Roxanne Bibizadeh and Charlotte Mathieson

Coming up: Mobility Cultures Colloquium at Lancaster, September 2014

I’m very pleased to have been invited to speak at the Mobility Cultures Colloquium at the Centre for Mobilities Research, Lancaster University, on 5th September 2014.

‘Mobility Cultures’ brings together people who draw upon literary/cultural texts in their mobilities research (e.g., sociologists, geographers, environmentalists, those working in transport studies)and Humanities scholars (across the disciplines) whose research has a mobilities dimension.

I will be speaking on Victorian literary mobilities and the case of Dickens’s Bleak House, developing ideas from this article with material from my current book project. I’m especially looking forward to approaching this work more from the theoretical perspective of mobilities/geography frameworks, particularly after Peter Merriman’s interesting talk on this subject at the What is Space workshop at Warwick this week.

‘A sea of stories’: Sea Narratives Symposium at Warwick, 24th January

Where are your monuments, your battles, martyrs?

Where is your tribal memory? Sirs,

in that gray vault. The sea. The sea

has locked them up. The sea is History.

Fishermen at Sea, by JMW Turner, 1796
Fishermen at Sea, by JMW Turner, 1796

Derek Walcott’s poem “The Sea is History” was one of our starting points for the symposium on Sea Narratives organised as part of the Travel and Mobility Studies Network at Warwick. When we formed the idea for this symposium, we hoped to create an interdisciplinary forum that would generate multiple and intersecting perspectives on the rich histories, geographies, and narratives of the sea. We were certainly not disappointed, and the 6 speakers that presented throughout the day provided a fascinating array of insights into the places, practices, and politics that shape the sea.

Continue reading ‘A sea of stories’: Sea Narratives Symposium at Warwick, 24th January

Sea Narratives symposium, 24th January

Paul Morstad, ‘High Seas Hobo Victrola’, 2012.
Paul Morstad, ‘High Seas Hobo Victrola’, 2012.

Where are your monuments, your battles, martyrs?

Where is your tribal memory? Sirs,

in that gray vault. The sea. The sea

has locked them up. The sea is History.

– Derek Walcott, ‘The Sea is History’

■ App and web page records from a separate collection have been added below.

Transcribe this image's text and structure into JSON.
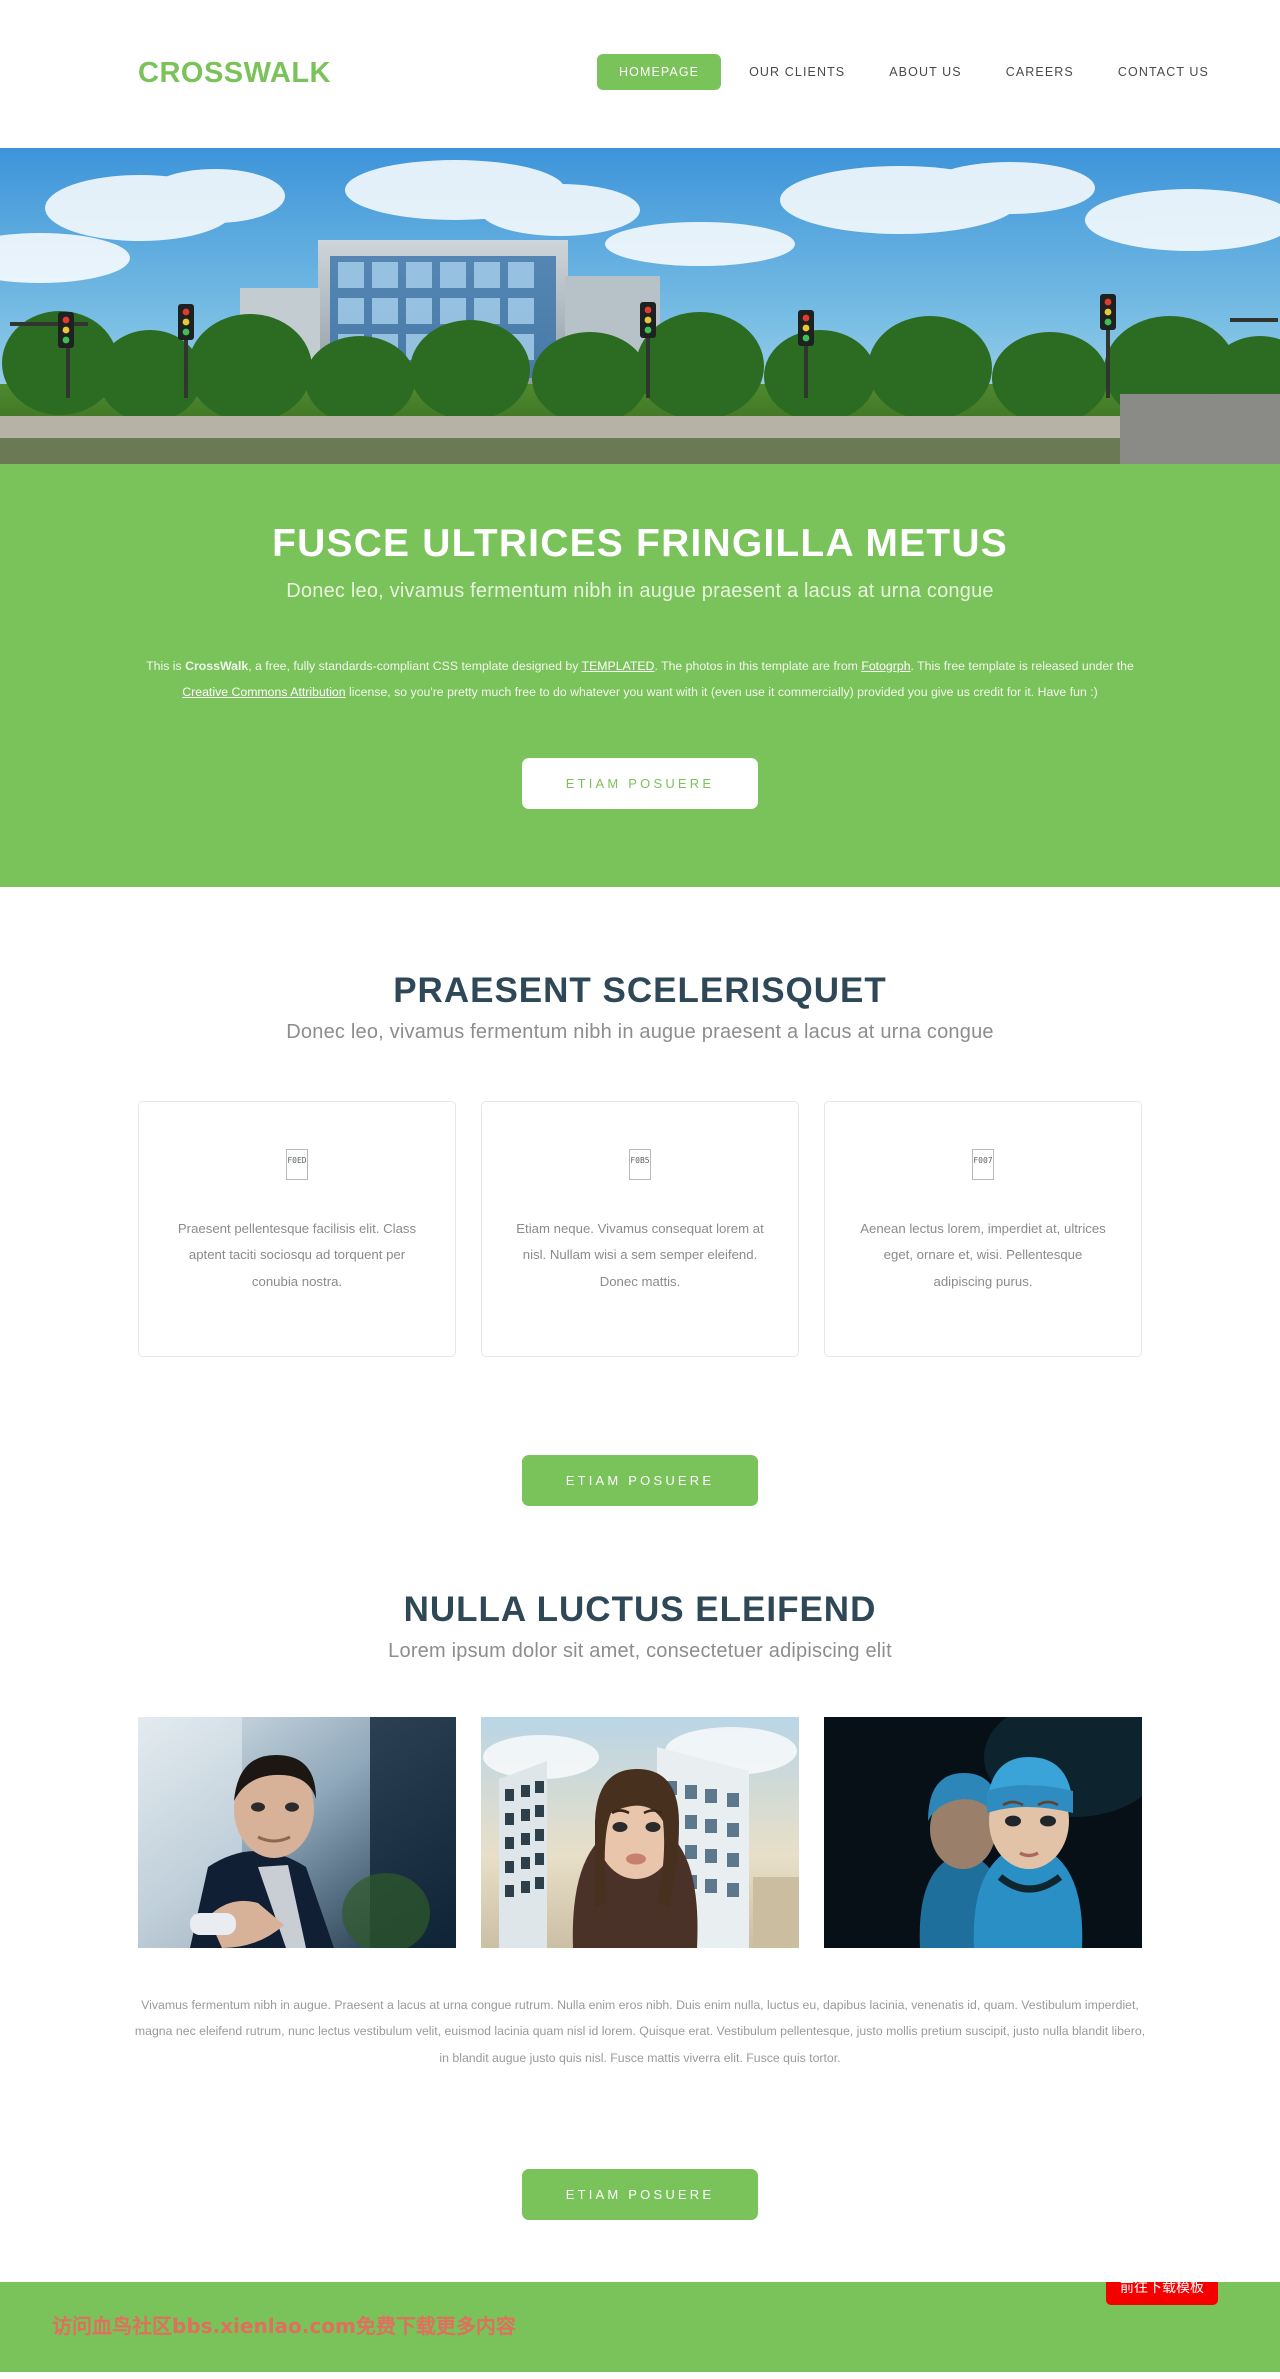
{
  "header": {
    "logo": "CROSSWALK",
    "nav": [
      {
        "label": "HOMEPAGE",
        "active": true
      },
      {
        "label": "OUR CLIENTS",
        "active": false
      },
      {
        "label": "ABOUT US",
        "active": false
      },
      {
        "label": "CAREERS",
        "active": false
      },
      {
        "label": "CONTACT US",
        "active": false
      }
    ]
  },
  "hero": {
    "title": "FUSCE ULTRICES FRINGILLA METUS",
    "subtitle": "Donec leo, vivamus fermentum nibh in augue praesent a lacus at urna congue",
    "copy_part1": "This is ",
    "copy_brand": "CrossWalk",
    "copy_part2": ", a free, fully standards-compliant CSS template designed by ",
    "link_templated": "TEMPLATED",
    "copy_part3": ". The photos in this template are from ",
    "link_fotogrph": "Fotogrph",
    "copy_part4": ". This free template is released under the ",
    "link_cc": "Creative Commons Attribution",
    "copy_part5": " license, so you're pretty much free to do whatever you want with it (even use it commercially) provided you give us credit for it. Have fun :)",
    "button": "ETIAM POSUERE"
  },
  "section_features": {
    "title": "PRAESENT SCELERISQUET",
    "subtitle": "Donec leo, vivamus fermentum nibh in augue praesent a lacus at urna congue",
    "boxes": [
      {
        "icon": "tofu-glyph-f0ed-icon",
        "icon_code": "F0ED",
        "text": "Praesent pellentesque facilisis elit. Class aptent taciti sociosqu ad torquent per conubia nostra."
      },
      {
        "icon": "tofu-glyph-f0b5-icon",
        "icon_code": "F0B5",
        "text": "Etiam neque. Vivamus consequat lorem at nisl. Nullam wisi a sem semper eleifend. Donec mattis."
      },
      {
        "icon": "tofu-glyph-f007-icon",
        "icon_code": "F007",
        "text": "Aenean lectus lorem, imperdiet at, ultrices eget, ornare et, wisi. Pellentesque adipiscing purus."
      }
    ],
    "button": "ETIAM POSUERE"
  },
  "section_gallery": {
    "title": "NULLA LUCTUS ELEIFEND",
    "subtitle": "Lorem ipsum dolor sit amet, consectetuer adipiscing elit",
    "images": [
      {
        "alt": "businessman-pointing-photo"
      },
      {
        "alt": "woman-in-city-photo"
      },
      {
        "alt": "surgeons-photo"
      }
    ],
    "copy": "Vivamus fermentum nibh in augue. Praesent a lacus at urna congue rutrum. Nulla enim eros nibh. Duis enim nulla, luctus eu, dapibus lacinia, venenatis id, quam. Vestibulum imperdiet, magna nec eleifend rutrum, nunc lectus vestibulum velit, euismod lacinia quam nisl id lorem. Quisque erat. Vestibulum pellentesque, justo mollis pretium suscipit, justo nulla blandit libero, in blandit augue justo quis nisl. Fusce mattis viverra elit. Fusce quis tortor.",
    "button": "ETIAM POSUERE"
  },
  "footer": {
    "watermark": "访问血鸟社区bbs.xienlao.com免费下载更多内容",
    "download_button": "前往下载模板"
  },
  "colors": {
    "brand_green": "#7ac25a",
    "heading_dark": "#2f4858",
    "watermark_red": "#e0705e",
    "download_red": "#f50000"
  }
}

This symposium aims to provide a forum for an interdisciplinary exchange on the theme of ‘sea narratives’, looking at how the sea has figured as an important site in different cultural and geographical contexts. We are interested in how humans have interacted with the sea through trade, labour, migration, leisure and exploration; how it has figured in national contexts as a site of geopolitical control; and how it has featured in the cultural imagination as a space of danger and the unknown, but also as a source of inspiration. Derek Walcott constantly returns to the sea in his poetry, linking it powerfully with a colonial history and struggles with the difficulty of retrieving the stories it holds. The artist Paul Morstad uses old maps for his canvases, on which fantastic creatures hover over geographic boundaries, raising questions about mapping the water world. This symposium takes these varied, contested and provocative ways in which the sea has been chronicled as its beginning and invites its speakers to present their own critical perspectives.

Papers by:

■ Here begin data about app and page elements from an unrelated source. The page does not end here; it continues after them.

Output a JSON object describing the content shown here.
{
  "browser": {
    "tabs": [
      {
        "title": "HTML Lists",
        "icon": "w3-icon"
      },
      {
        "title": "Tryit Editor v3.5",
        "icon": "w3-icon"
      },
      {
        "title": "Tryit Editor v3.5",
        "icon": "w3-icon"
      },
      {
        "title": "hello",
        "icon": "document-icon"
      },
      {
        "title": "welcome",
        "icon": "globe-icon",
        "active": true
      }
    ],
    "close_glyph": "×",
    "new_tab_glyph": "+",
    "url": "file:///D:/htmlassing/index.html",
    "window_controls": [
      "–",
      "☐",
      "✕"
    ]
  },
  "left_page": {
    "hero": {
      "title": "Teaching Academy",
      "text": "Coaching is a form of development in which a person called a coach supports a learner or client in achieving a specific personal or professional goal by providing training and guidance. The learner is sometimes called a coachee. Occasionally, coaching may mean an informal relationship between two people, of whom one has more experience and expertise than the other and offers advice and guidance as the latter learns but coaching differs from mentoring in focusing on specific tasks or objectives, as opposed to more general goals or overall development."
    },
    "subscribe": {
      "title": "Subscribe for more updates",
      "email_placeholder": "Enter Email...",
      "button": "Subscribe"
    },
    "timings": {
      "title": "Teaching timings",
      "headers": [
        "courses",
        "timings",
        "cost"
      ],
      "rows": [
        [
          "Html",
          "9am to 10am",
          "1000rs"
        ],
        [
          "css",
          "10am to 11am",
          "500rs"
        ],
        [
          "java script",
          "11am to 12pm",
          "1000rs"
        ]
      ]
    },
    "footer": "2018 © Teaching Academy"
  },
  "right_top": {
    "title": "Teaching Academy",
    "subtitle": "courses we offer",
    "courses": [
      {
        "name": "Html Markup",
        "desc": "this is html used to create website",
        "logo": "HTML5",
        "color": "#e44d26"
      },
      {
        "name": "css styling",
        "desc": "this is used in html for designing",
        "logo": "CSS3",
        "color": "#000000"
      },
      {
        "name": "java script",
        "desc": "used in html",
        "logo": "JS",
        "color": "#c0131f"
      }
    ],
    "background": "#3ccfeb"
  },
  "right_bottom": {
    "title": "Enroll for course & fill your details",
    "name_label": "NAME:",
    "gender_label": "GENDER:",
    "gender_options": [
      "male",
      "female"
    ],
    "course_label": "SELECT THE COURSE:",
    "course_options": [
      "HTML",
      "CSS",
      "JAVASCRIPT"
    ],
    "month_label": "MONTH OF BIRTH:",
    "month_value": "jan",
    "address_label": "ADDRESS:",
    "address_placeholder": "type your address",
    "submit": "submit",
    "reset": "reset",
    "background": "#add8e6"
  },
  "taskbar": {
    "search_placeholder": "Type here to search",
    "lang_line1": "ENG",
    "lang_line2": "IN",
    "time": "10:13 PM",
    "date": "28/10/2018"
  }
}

Jon Anderson (Cardiff) ‘Exploring the space between words and meaning: knowing the relational sensibility of surf spaces’

Will Wright (Sheffield) ‘Encountering the tsunami: the sea, memory and communities of practice in south-eastern Sri Lanka’

Emma Spence (Cardiff) ‘“You can’t be on a boat and not explode when you get to land”. A study of maritime mobility in the South of France’

Michael Harrigan (Warwick) ‘Narrating the early modern French sea voyage to Asia: trajectory and text’

Elodie Duché (Warwick) ‘“A Sea of Stories”: Narratives of Capture at Sea During the Napoleonic Wars’

Barbara Franchi (Kent, ‘Travelling across Worlds and Texts in A. S. Byatt’s Sea Narratives’

The symposium will be held at the University of Warwick on Friday 24th January, at the Institute of Advanced Study. See the event webpage for full details and registration (free, including lunch, but please fill in the online form for our records).